There’s an Election coming up – What sort of Democracy do we Want?

photo of dave HendersonDave Henderston
External Relations Manager
Hui E!

News that Forest and Bird, one of New Zealand’s largest and most respected conservation organisations has quit the Land and Water Forum comes as no surprise. (DomPost, 8 March)

The forum is described as “a Government-led body which brings together dozens of environmental, industry and recreational groups to improve freshwater management.” Forest and Bird (F&B) was one of its earliest members.

F&B President Mark Hanger said “The forum provided the Government with consensus recommendations that had buy-in from all the relevant stakeholders, incorporating the best scientific advice, yet they’ve come up with something very different. In putting the forum’s recommendations to one side, the Government has undermined the good faith and trust that we put in the forum to help address the freshwater crisis facing New Zealanders”

Environment Minister Nick Smith, rather than address the two real issues – his undermining of Government’s own posterchild for participatory decision-making, and the reality of the freshwater crisis – blamed F&B chief exec Kevin Hague (and former Greens MP) for making the organisation “a lot more political”.

What the Minister has chosen to ignore is the likelihood F&B deliberately appointed a new CE who would be “more political”, because of growing frustration with Government.

We are dealing with a 3rd-term Government that is following the pattern of previous 3rd-term Governments – a growing arrogance in their role as decision-makers, leading to increasing isolation from real communities.

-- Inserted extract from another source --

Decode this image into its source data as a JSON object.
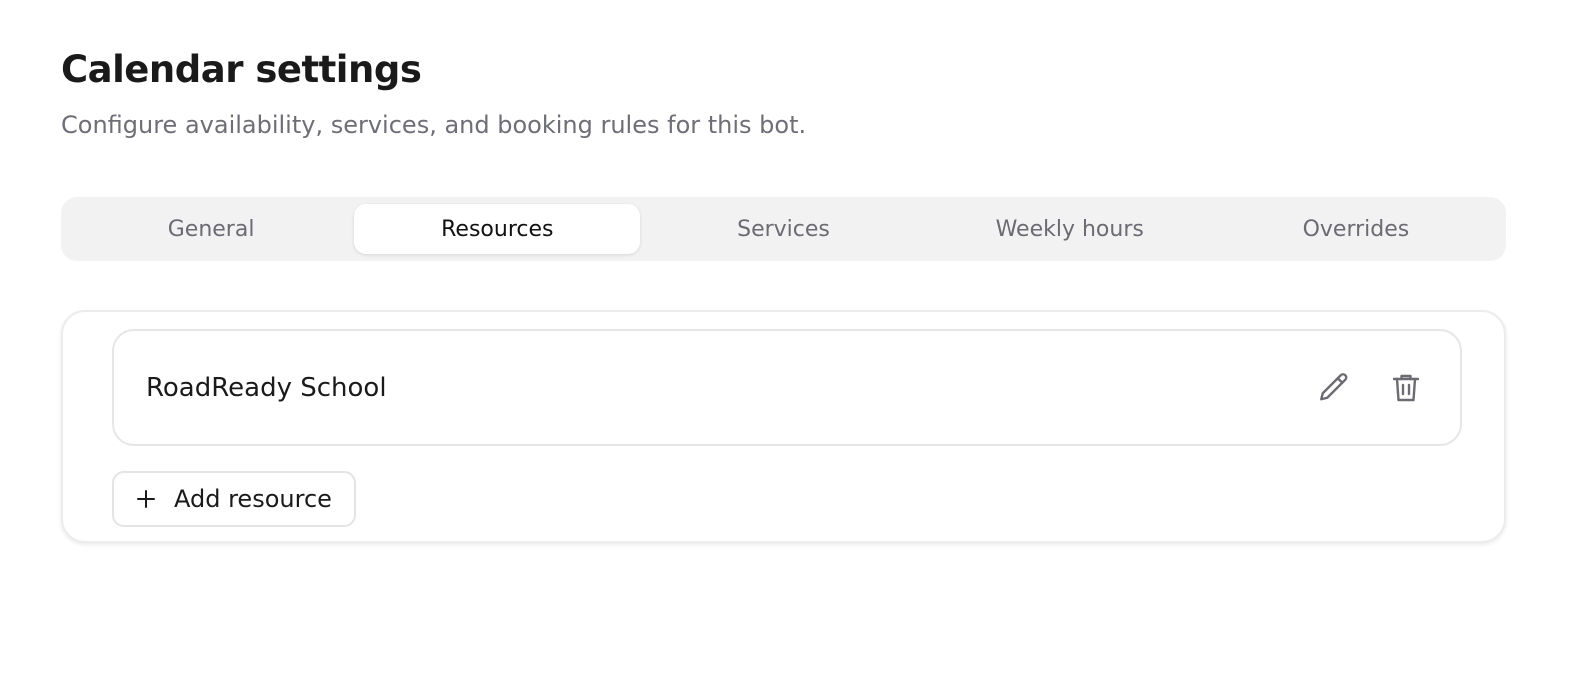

A recent conversation about Open Government Partnership started me thinking, and Nick Smith’s comments make it clear – we are dealing with a Government solely wedded to a representative style of democracy, at the expense of participative decisionmaking. What’s more, I’m not sure a government led by any other current party would be any different.

It seems deeply embedded in our culture that we vote every 3 years to elect people to make decisions on our behalf, and then many of us just hope they’ll just get on and do it – we will only get involved if they do something that really upsets us, like “meddle with our Super”.

But for me, people get involved voluntarily in community organisations because they want to help, for something to be different – we are motivated by a set of values, and we want to play our part in making the world a better place – maybe locally and maybe nationally, but we want to participate!

I think we as NZers need to evolve our democracy, to make it more participative, and I believe that in the community and voluntary sector we have skills and experience that can contribute to much better decision-making by government and its agencies. Every Government agency I work with seems to run on an assumption that participative decision-making is too hard, or expensive, and is somehow unconstitutional.

But it ain’t so – there are plenty of case examples, including in the UK from where we draw our constitutional and legal framework. Government agencies, and elected MPs, are mistaken in believing it’s too hard or expensive. We have the capability in this sector to contribute to decision-making in many, major, ways.

As for the September election, what can community groups do?

I’d suggest, invite candidates of every party to come and meet you, tell them what you do, tell them how it makes a difference in the community, and tell them how you can help government work better for your people and your community.

Don’t invite them all at once – they will waste time attacking each other instead of focusing on your issues. And don’t spend the time moaning – they will lose interest. Share ideas on how to move forward with your community’s issues. Great ideas come from people and communities – not from Government!

And then, in your newsletters, website, facebook, wherever, encourage your members or participants to go and vote. Don’t tell them who to vote for (you could lose your charity status) but you are allowed to report on how the different candidates responded to your ideas.

Go for it – Please. Our democracy needs you!

Dave Henderson is the External Relations Manager at Hui E! Community Aotearoa, but this blog does not represent Hui E!. The views expressed are Dave’s own.

This blog has been contributed by a member of ComVoices

ComVoices  actively promotes the value that community sector organisations and their people, both paid and unpaid, add to New Zealand’s economic and social wellbeing through information, and political advocacy and dialogue.

Click here for our website:  http://comvoices.org.nz/

 

2 comments:

  1. Anabel, 12. March 2017, 8:11

    We don’t have a democracy.
    The election for the same system of government will not provide what a conflict opposition based group of bankster puppets just can’t provide.
    The interests of the people.

    “No matter who you vote for the govt gets in”

    The whole media “election process” is unfair and biased, based on what venture capital wants people to think/believe.

    Contributing to this process without understanding leads to the status quo= no rule by the people. The banking cartel ruling and making decisions on how the Bank of England’s Crown can profit more while cutting needed services and imposing a technocrat one way automated interactions.

     
  2. Troy H, 12. March 2017, 8:17

    There is either rule by the people” democracy” or there is NOT.
    Democracy not a type but rather a system that the current bankers exploit to get consent for their global tyrannical dictatorship governance.

    Politicians lie to get voted in, so I disagree with the futility of asking the puppets what they think on any topic as they will go with a lie on popular public opinion or party propaganda.